I’m not the type to butt into conversations, but now I understand on twitter this is expected.

My other mistake was more painful…

Twitter allows you to search for any word, not just hashtags. The way to use this to your advantage is search for words that relate to your business, check out the results and get engaged with people who have tweeted those words.

For example, Green Mountain Coffee replied to a tweet from Levi Lentz about a Michael Franti song. Getting into this conversation is a win for Green Mountain Coffee because Franti is involved with Green Mountain Coffee’s fair trade campaign. This led to Lentz asking them about their products and he became a customer (that’s the very shortened version).

I started trying a similar strategy by searching for Nashville Magic.
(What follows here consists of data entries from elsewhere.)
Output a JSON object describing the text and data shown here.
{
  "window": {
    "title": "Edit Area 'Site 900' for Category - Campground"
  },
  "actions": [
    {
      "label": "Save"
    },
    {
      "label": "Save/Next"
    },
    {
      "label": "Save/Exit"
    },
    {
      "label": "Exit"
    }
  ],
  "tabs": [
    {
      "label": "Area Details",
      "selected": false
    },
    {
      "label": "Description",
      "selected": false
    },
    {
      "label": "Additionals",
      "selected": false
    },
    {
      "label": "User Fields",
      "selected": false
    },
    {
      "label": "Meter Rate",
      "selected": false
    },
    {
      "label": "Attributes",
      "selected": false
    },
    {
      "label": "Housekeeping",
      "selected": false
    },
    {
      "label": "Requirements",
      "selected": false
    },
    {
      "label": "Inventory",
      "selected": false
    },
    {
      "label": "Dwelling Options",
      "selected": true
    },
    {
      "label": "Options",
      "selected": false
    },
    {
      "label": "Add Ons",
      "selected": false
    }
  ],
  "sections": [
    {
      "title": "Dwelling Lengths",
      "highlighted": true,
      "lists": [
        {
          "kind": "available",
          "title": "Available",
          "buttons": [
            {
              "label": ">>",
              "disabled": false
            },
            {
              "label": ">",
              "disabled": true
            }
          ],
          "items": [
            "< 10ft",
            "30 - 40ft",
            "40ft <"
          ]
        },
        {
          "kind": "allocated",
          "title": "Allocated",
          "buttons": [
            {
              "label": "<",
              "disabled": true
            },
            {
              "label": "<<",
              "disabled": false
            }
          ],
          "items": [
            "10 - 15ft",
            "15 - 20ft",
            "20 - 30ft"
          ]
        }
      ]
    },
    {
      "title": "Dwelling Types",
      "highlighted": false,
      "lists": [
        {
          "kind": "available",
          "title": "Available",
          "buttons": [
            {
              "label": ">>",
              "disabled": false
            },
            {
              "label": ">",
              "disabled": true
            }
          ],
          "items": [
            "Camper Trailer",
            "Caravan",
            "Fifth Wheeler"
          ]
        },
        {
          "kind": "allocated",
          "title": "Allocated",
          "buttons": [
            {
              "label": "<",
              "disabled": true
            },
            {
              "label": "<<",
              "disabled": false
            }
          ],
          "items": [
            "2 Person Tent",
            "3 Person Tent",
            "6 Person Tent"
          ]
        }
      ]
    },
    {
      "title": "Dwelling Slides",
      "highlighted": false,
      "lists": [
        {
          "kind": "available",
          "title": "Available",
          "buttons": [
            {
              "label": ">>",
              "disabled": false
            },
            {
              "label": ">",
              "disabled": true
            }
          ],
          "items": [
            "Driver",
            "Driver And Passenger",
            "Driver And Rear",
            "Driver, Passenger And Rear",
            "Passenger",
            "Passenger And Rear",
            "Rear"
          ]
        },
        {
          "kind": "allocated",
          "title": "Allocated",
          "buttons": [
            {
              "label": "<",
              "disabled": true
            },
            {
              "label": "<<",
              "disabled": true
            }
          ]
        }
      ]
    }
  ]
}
I got a lot of results from the TV show ‘Nashville’ and the ‘magic’ between Deacon and Rayna. So I tweeted a reply to almost everyone who tweeted about the show ‘Nashville’ and the ‘magic’ chemistry.


Here’s my mistake:
2) Don’t blast conversational tweets out to all your followers, rather just the person/persons you are tweeting to.

In the example above, I should have rearranged the words to:

@TeamConnieBritt Great line! #nashvillemagic

If a twitter @username is first in a reply, it only goes to that user and your mutual followers (I think) but if it is text first, it goes to all you followers.

What this means is if you tweet a bunch of replies all at once like I did today you clutter up some of your followers feeds with meaningless replies to someone else. If someone doesn’t have many followers I can see how this is annoying. I lost a few followers today and I’m guessing that’s the reason why. I should have been more considerate to my followers. Lesson learned.

There are many other great ideas for twitter in the book “Jab, Jab, Jab, Right Hook.” I also liked the idea of trendjacking. If you want to learn about that or more about the two ideas I have shared, I suggest you read the book or at least the chapter on twitter.

What have you found to be the most successful twitter strategies?